Methods: Data from all patients at risk for BCVI presenting to a Level I trauma center were collected prospectively. Each patient was evaluated with CTA and these findings were confirmed with standard catheter arteriograms (CA).
Results: Over 11 months, 162 patients were at risk for BCVI. In all, 146 patients received both CTA and CA. Forty-six BCVIs were identified among 43 patients. In 45 of 46 cases (98%), the results of CTA and CA were concordant.

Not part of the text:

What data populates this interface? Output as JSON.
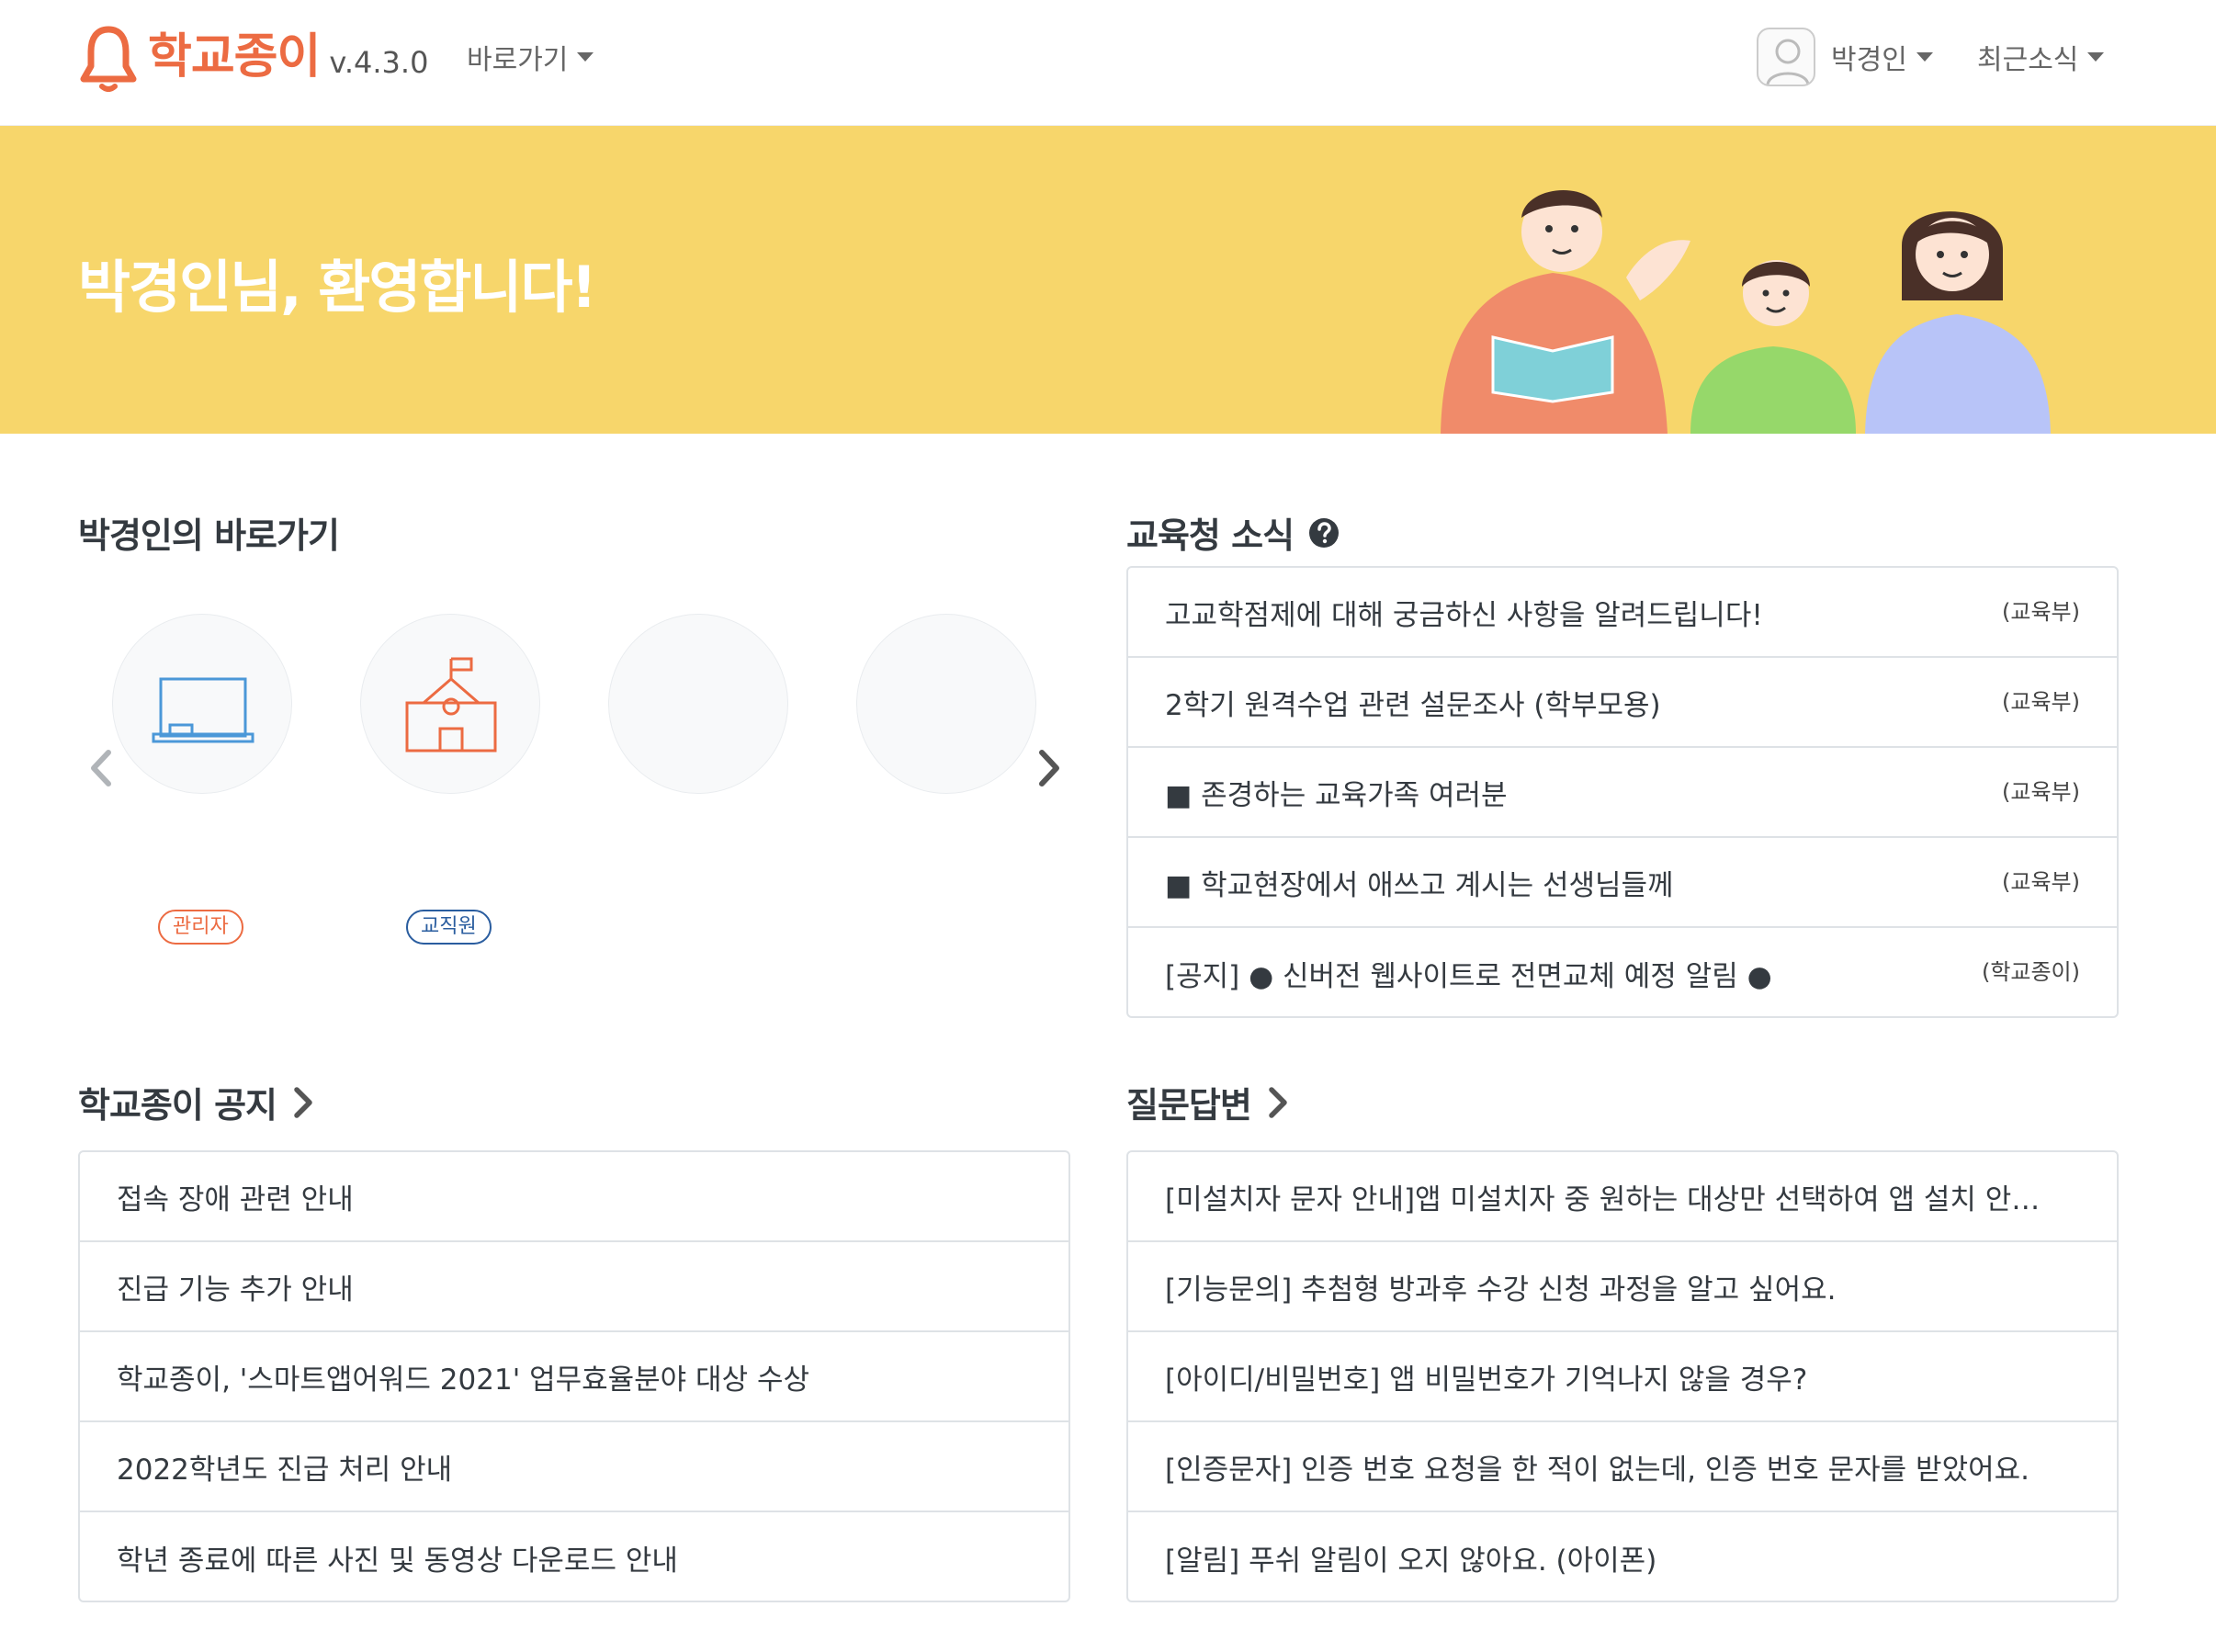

There was a single false-negative CTA in a patient with a grade I vertebral artery injury (VAI). The remaining 103 patients had normal CTAs confirmed by a normal CA. The overall sensitivity, specificity, positive predictive value, negative predictive value, and accuracy of CTA for the diagnosis of BCVI were 97.7%, 100%, 100%, 99.3%, and 99.3%, respectively.
Conclusions: CTA, using a 16-channel detector, can be used to accurately screen at-risk patients for BCVI.
From the Division of Burns, Trauma and Critical Care, Department of Surgery (A.L.E., J.P.M.), and the Division of Neuroradiology, Department of Radiology (D.P.C., C.L.P., A.L.M.), University of Texas Southwestern Medical Center, Parkland Memorial Hospital, Dallas, Texas.
Submitted for publication September 28, 2005.
Accepted for publication October 31, 2005.
Presented at the 64th Annual Meeting of the American Association for the Surgery of Trauma, September 22–24, 2005, Atlanta, Georgia.
Address for reprints: Alexander Eastman, MD, Department of Surgery, The University of Texas Southwestern Medical Center, 5323 Harry Hines Blvd MC8890, Dallas, Texas 75390-8890; email: firstname.lastname@example.org.